Environmental coalition attorney Terry LodgeAn environmental coalition, represented by attorney Terry Lodge of Toledo (photo, left), has filed a defense of its contention alleging that FirstEnergy Nuclear Operating Company's (FENOC) Davis-Besse atomic reactor on the Lake Erie shore should be denied a 20-year license extension by the U.S. Nuclear Regulatory Commission (NRC). Most recently, Davis-Besse's concrete containment Shield Building has exhibited ever more severe cracking, steel reinforcement damage, as well as wall gap 80% of the way through its 2.5 foot thickness (an air space, or void, through 24 of 30 inches of the wall). The filing rebuts challenges against the contention by FENOC and NRC Staff.

As official intervenors in the NRC Atomic Safety (sic) and Licensing Board (ASLB) proceeding, the coalition, comprised of Beyond Nuclear, Citizens Environment Coalition of Southwestern Ontario, Don't Waste Michigan, and the Ohio Green Party, has resisted Davis-Besse's 20-year license extension since the end of 2010. Davis-Besse's 40-year operating license expires on Earth Day (April 22), 2017. This is the coalition's sixth contention filed.

Tuesday
May132014

"Senators Markey, Boxer and Sanders Introduce Legislation to Increase Safety at Nuclear Plants"

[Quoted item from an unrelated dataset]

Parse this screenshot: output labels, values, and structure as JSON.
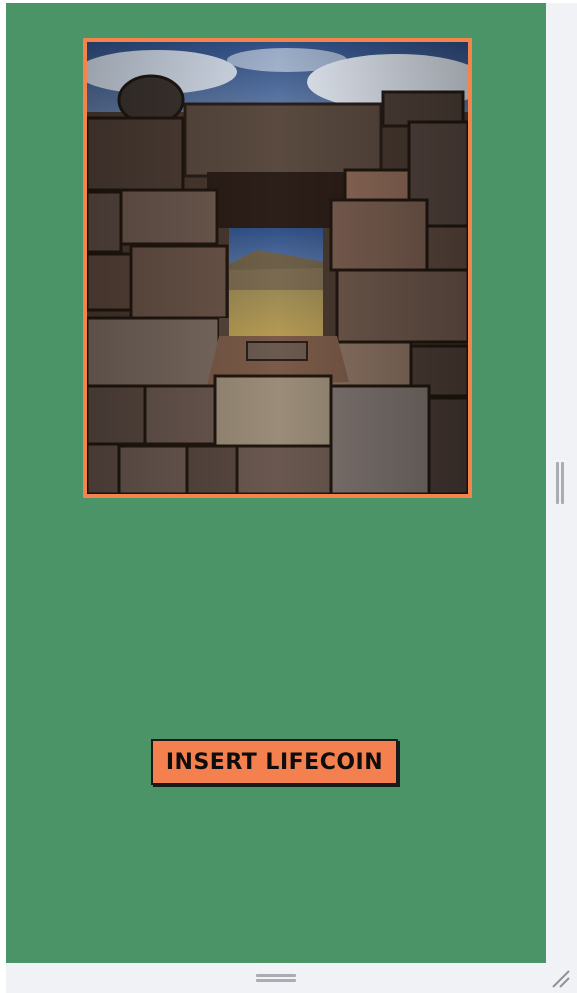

U.S. Sen. Barbara Boxer (D-CA), Chairwoman of the Environment and Public Works CommitteeU.S. Senator Barbara Boxer (D-CA, photo at left), Chairman of the Senate Committee on Environment and Public Works (EPW), Senator Bernie Sanders (I-VT) and Senator Edward J. Markey (D-MA) introduced three bills today aimed at improving the safety and security of decommissioning reactors and the storage of spent nuclear fuel at nuclear plants across the nation. 

The three bills address safety of spent fuel storage and decommissioning plans. They are entitled: Safe and Secure Decommissioning Act of 2014; Nuclear Plant Decommissioning Act of 2014 (see the bill, Sen. Sanders' press release, and a one-page summary); Dry Cask Storage Act of 2014. To learn more, see the press release at Sen. Markey's website.

The EPW Committee will hold and webcast a hearing entitled “Nuclear Reactor Decommissioning: Stakeholder Views” on Wed., May 14th, at 10 AM Eastern. Witnesses include CA and VT officials, and spokespeople from NRDC and NEI.

Please urge your two U.S. Senators to support these three bills. You can contact your Senators via the U.S. Capitol Switchboard at (202) 224-3121.